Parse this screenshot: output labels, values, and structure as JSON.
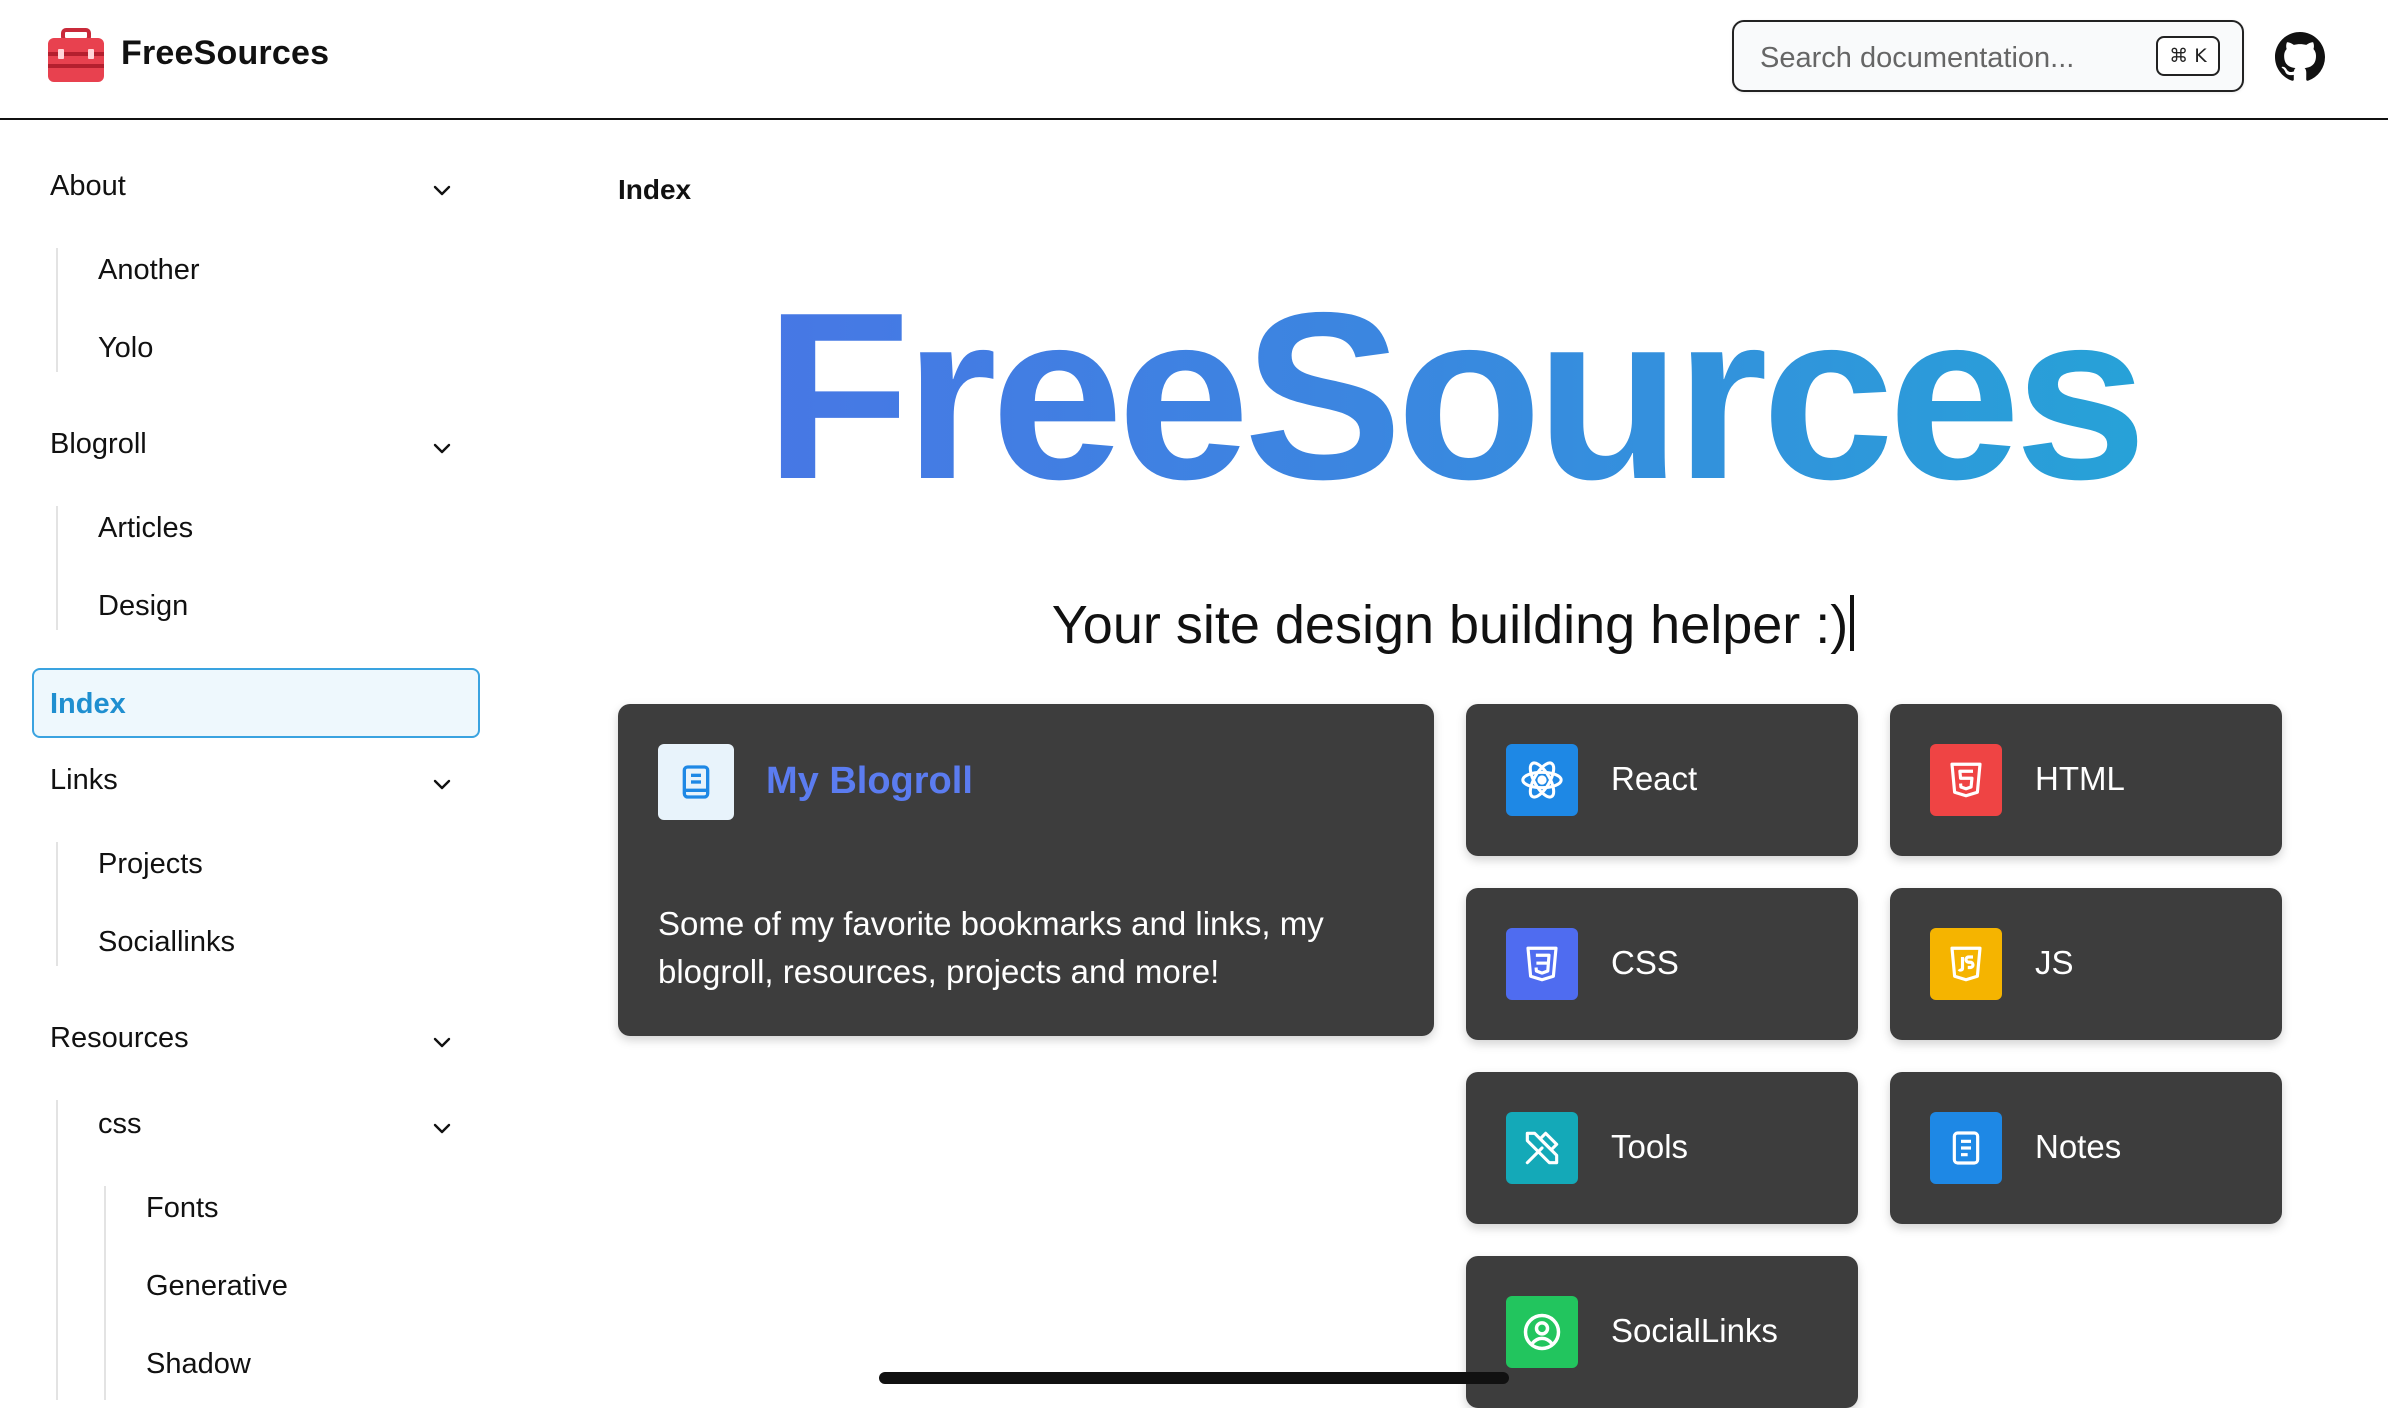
{
  "header": {
    "site_title": "FreeSources",
    "search_placeholder": "Search documentation...",
    "search_shortcut": "⌘ K",
    "logo_icon": "toolbox-icon",
    "github_icon": "github-icon"
  },
  "sidebar": {
    "groups": [
      {
        "label": "About",
        "items": [
          "Another",
          "Yolo"
        ]
      },
      {
        "label": "Blogroll",
        "items": [
          "Articles",
          "Design"
        ]
      },
      {
        "label": "Links",
        "items": [
          "Projects",
          "Sociallinks"
        ]
      },
      {
        "label": "Resources",
        "subgroup": {
          "label": "css",
          "items": [
            "Fonts",
            "Generative",
            "Shadow"
          ]
        }
      }
    ],
    "active": "Index"
  },
  "main": {
    "breadcrumb": "Index",
    "hero_title": "FreeSources",
    "tagline": "Your site design building helper :)",
    "featured_card": {
      "title": "My Blogroll",
      "description": "Some of my favorite bookmarks and links, my blogroll, resources, projects and more!",
      "icon": "book-icon"
    },
    "cards": [
      {
        "label": "React",
        "icon": "react-icon",
        "color": "#1e88e5"
      },
      {
        "label": "HTML",
        "icon": "html5-icon",
        "color": "#ef4444"
      },
      {
        "label": "CSS",
        "icon": "css3-icon",
        "color": "#4f6cf0"
      },
      {
        "label": "JS",
        "icon": "js-icon",
        "color": "#f5b400"
      },
      {
        "label": "Tools",
        "icon": "tools-icon",
        "color": "#14a9b8"
      },
      {
        "label": "Notes",
        "icon": "notes-icon",
        "color": "#1e88e5"
      },
      {
        "label": "SocialLinks",
        "icon": "user-circle-icon",
        "color": "#22c55e"
      }
    ]
  },
  "colors": {
    "accent": "#3aa3e0",
    "card_bg": "#3d3d3d",
    "blogroll_title": "#5b7cf0"
  }
}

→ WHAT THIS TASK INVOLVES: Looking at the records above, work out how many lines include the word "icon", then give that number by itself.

→ ANSWER FOR THE TASK: 10